Yemen President Abd Rabbuh Mansur Hadi, center, shows the book of the National Dialogue at the end of a conference aimed at drafting a new constitution and establishing a federal state on January 25, 2014, in Sana’a, Yemen. (AFP Photo/Mohammed Huwais)

Sana’a, Asharq Al-Awsat—As a special 22-member committee in Yemen meets to determine the number of regions that will make up the country’s new federal republic, one of Yemeni President Abd Rabbuh Mansur Hadi’s advisers has sought to reassure Yemenis regarding the establishment of the new federation.

In exclusive comments to Asharq Al-Awsat, Faiqah Ahmed Ba Alawy, an adviser to President Hadi on Women’s Affairs, defended the government’s move towards dividing the country into different regions, citing both India and the UAE as examples of successful federal countries.

“The issue of federal regions is not a source of fear because this is an existing system that has been tested in a number of countries including India, which has a population of more than 1.2 billion,” she said. “The problem we have in Yemen is that . . . we started with a state of unification, and now we are moving to a system of federal regions, and so this is arousing public fears.”

Debate on whether Yemen should be divided into two—north and south—or five or six federal regions, has sharply divided public opinion in the country.

On Monday, President Hadi issued a decree forming a special 22-member committee tasked with determining the number of regions that will make up Yemen’s federal republic. The committee met for the first time on Wednesday. During the meeting, Hadi said: “Defining the number of regions and determining which governorates would be included in each region should be completed before the establishment of the Constitutional Drafting Committee.”

As for how Yemenis will deal with the new shape of the state, Ba Alawy told Asharq Al-Awsat: “There are areas that can form a single region because they are homogeneous and the populations are coexisting with each other, such as the Aden region, which will likely include four governorates despite the subtle differences.”

Ba Alawy, however, also referred to a number of potential problems that must be challenged, including “productive regions fearing their resources [being] . . . swallowed by poorer regions.”

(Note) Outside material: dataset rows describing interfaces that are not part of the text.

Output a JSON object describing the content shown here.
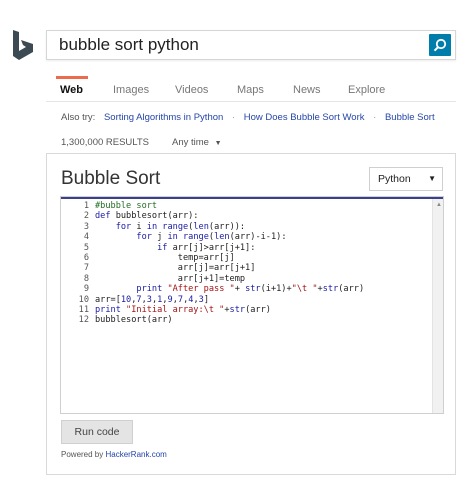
{
  "search": {
    "query": "bubble sort python",
    "icon": "search-icon"
  },
  "tabs": [
    {
      "label": "Web",
      "active": true
    },
    {
      "label": "Images",
      "active": false
    },
    {
      "label": "Videos",
      "active": false
    },
    {
      "label": "Maps",
      "active": false
    },
    {
      "label": "News",
      "active": false
    },
    {
      "label": "Explore",
      "active": false
    }
  ],
  "also_try": {
    "label": "Also try:",
    "links": [
      "Sorting Algorithms in Python",
      "How Does Bubble Sort Work",
      "Bubble Sort"
    ],
    "separator": "·"
  },
  "results": {
    "count": "1,300,000 RESULTS",
    "time_filter": "Any time"
  },
  "card": {
    "title": "Bubble Sort",
    "language": "Python",
    "run_label": "Run code",
    "powered_prefix": "Powered by ",
    "powered_link": "HackerRank.com"
  },
  "code_lines": [
    [
      [
        "c",
        "#bubble sort"
      ]
    ],
    [
      [
        "k",
        "def "
      ],
      [
        "p",
        "bubblesort(arr):"
      ]
    ],
    [
      [
        "p",
        "    "
      ],
      [
        "k",
        "for "
      ],
      [
        "p",
        "i "
      ],
      [
        "k",
        "in "
      ],
      [
        "k",
        "range"
      ],
      [
        "p",
        "("
      ],
      [
        "k",
        "len"
      ],
      [
        "p",
        "(arr)):"
      ]
    ],
    [
      [
        "p",
        "        "
      ],
      [
        "k",
        "for "
      ],
      [
        "p",
        "j "
      ],
      [
        "k",
        "in "
      ],
      [
        "k",
        "range"
      ],
      [
        "p",
        "("
      ],
      [
        "k",
        "len"
      ],
      [
        "p",
        "(arr)-i-1):"
      ]
    ],
    [
      [
        "p",
        "            "
      ],
      [
        "k",
        "if "
      ],
      [
        "p",
        "arr[j]>arr[j+1]:"
      ]
    ],
    [
      [
        "p",
        "                temp=arr[j]"
      ]
    ],
    [
      [
        "p",
        "                arr[j]=arr[j+1]"
      ]
    ],
    [
      [
        "p",
        "                arr[j+1]=temp"
      ]
    ],
    [
      [
        "p",
        "        "
      ],
      [
        "k",
        "print "
      ],
      [
        "s",
        "\"After pass \""
      ],
      [
        "p",
        "+ "
      ],
      [
        "k",
        "str"
      ],
      [
        "p",
        "(i+1)+"
      ],
      [
        "s",
        "\"\\t \""
      ],
      [
        "p",
        "+"
      ],
      [
        "k",
        "str"
      ],
      [
        "p",
        "(arr)"
      ]
    ],
    [
      [
        "p",
        "arr=["
      ],
      [
        "n",
        "10"
      ],
      [
        "p",
        ","
      ],
      [
        "n",
        "7"
      ],
      [
        "p",
        ","
      ],
      [
        "n",
        "3"
      ],
      [
        "p",
        ","
      ],
      [
        "n",
        "1"
      ],
      [
        "p",
        ","
      ],
      [
        "n",
        "9"
      ],
      [
        "p",
        ","
      ],
      [
        "n",
        "7"
      ],
      [
        "p",
        ","
      ],
      [
        "n",
        "4"
      ],
      [
        "p",
        ","
      ],
      [
        "n",
        "3"
      ],
      [
        "p",
        "]"
      ]
    ],
    [
      [
        "k",
        "print "
      ],
      [
        "s",
        "\"Initial array:\\t \""
      ],
      [
        "p",
        "+"
      ],
      [
        "k",
        "str"
      ],
      [
        "p",
        "(arr)"
      ]
    ],
    [
      [
        "p",
        "bubblesort(arr)"
      ]
    ]
  ],
  "colors": {
    "accent": "#ec6b4c",
    "link": "#2546a9",
    "search_button": "#007daa",
    "logo": "#3c4b53"
  },
  "icons": {
    "logo": "bing-logo",
    "dropdown": "caret-down-icon"
  }
}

However, the presidential advisor sought to play down these fears, citing the UAE as an example. “The emirate of Abu Dhabi is able to fund all of the eastern emirates which are considered poorer and less productive,” she said.

“Establishing regions in the south will be easier compared to some northern parts that do not share a sense of social and economic unity,” she added.

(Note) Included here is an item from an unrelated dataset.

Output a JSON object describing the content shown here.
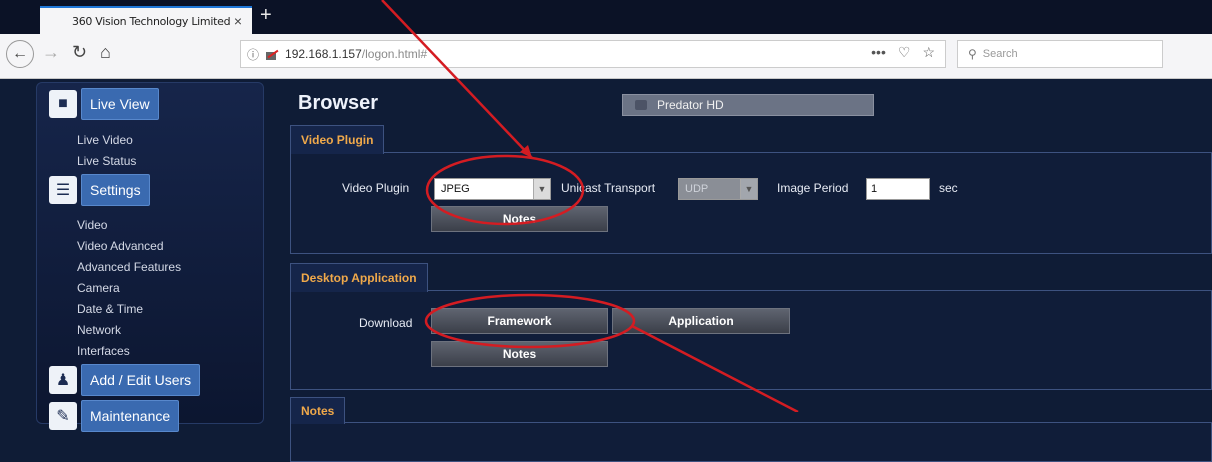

However members of Yemen’s Southern Movement have largely dismissed the 22-member committee.

“Whether it is two regions or six—that means nothing to us. Our aim is [autonomy],” Southern Movement spokesman Abdo Al-Ma’atari was quoted as saying by the Yemen Times.

As for whether the deteriorating security situation in the country will undermine the implementation of the results of the Yemeni National Dialogue, Ba Alawy acknowledged that Yemen is facing a number of challenges in the form of “political, tribal and religious forces who oppose development and change,” but that the people of Yemen are able to “adapt to fear, horror and challenges,” and would be able to confront them.